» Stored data
================================

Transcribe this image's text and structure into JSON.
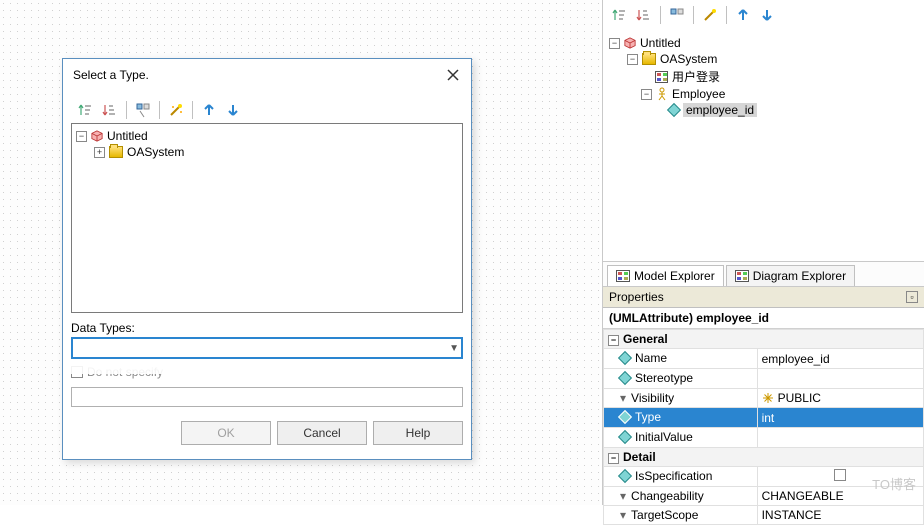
{
  "dialog": {
    "title": "Select a Type.",
    "tree": {
      "root": "Untitled",
      "child1": "OASystem"
    },
    "data_types_label": "Data Types:",
    "combo_value": "",
    "checkbox_label": "Do not specify",
    "buttons": {
      "ok": "OK",
      "cancel": "Cancel",
      "help": "Help"
    }
  },
  "explorer": {
    "root": "Untitled",
    "pkg": "OASystem",
    "diagram": "用户登录",
    "actor": "Employee",
    "attr": "employee_id"
  },
  "tabs": {
    "model": "Model Explorer",
    "diagram": "Diagram Explorer"
  },
  "props": {
    "panel": "Properties",
    "title": "(UMLAttribute) employee_id",
    "groups": {
      "general": "General",
      "detail": "Detail"
    },
    "rows": {
      "name": {
        "label": "Name",
        "value": "employee_id"
      },
      "stereotype": {
        "label": "Stereotype",
        "value": ""
      },
      "visibility": {
        "label": "Visibility",
        "value": "PUBLIC"
      },
      "type": {
        "label": "Type",
        "value": "int"
      },
      "initial": {
        "label": "InitialValue",
        "value": ""
      },
      "isspec": {
        "label": "IsSpecification",
        "value": ""
      },
      "changeability": {
        "label": "Changeability",
        "value": "CHANGEABLE"
      },
      "targetscope": {
        "label": "TargetScope",
        "value": "INSTANCE"
      }
    }
  },
  "watermark": "TO博客"
}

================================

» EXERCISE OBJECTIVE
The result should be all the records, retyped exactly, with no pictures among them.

» RESULT
Transcribe this image's text and structure into JSON.
{
  "dialog": {
    "title": "Select a Type.",
    "tree": {
      "root": "Untitled",
      "child1": "OASystem"
    },
    "data_types_label": "Data Types:",
    "combo_value": "",
    "checkbox_label": "Do not specify",
    "buttons": {
      "ok": "OK",
      "cancel": "Cancel",
      "help": "Help"
    }
  },
  "explorer": {
    "root": "Untitled",
    "pkg": "OASystem",
    "diagram": "用户登录",
    "actor": "Employee",
    "attr": "employee_id"
  },
  "tabs": {
    "model": "Model Explorer",
    "diagram": "Diagram Explorer"
  },
  "props": {
    "panel": "Properties",
    "title": "(UMLAttribute) employee_id",
    "groups": {
      "general": "General",
      "detail": "Detail"
    },
    "rows": {
      "name": {
        "label": "Name",
        "value": "employee_id"
      },
      "stereotype": {
        "label": "Stereotype",
        "value": ""
      },
      "visibility": {
        "label": "Visibility",
        "value": "PUBLIC"
      },
      "type": {
        "label": "Type",
        "value": "int"
      },
      "initial": {
        "label": "InitialValue",
        "value": ""
      },
      "isspec": {
        "label": "IsSpecification",
        "value": ""
      },
      "changeability": {
        "label": "Changeability",
        "value": "CHANGEABLE"
      },
      "targetscope": {
        "label": "TargetScope",
        "value": "INSTANCE"
      }
    }
  },
  "watermark": "TO博客"
}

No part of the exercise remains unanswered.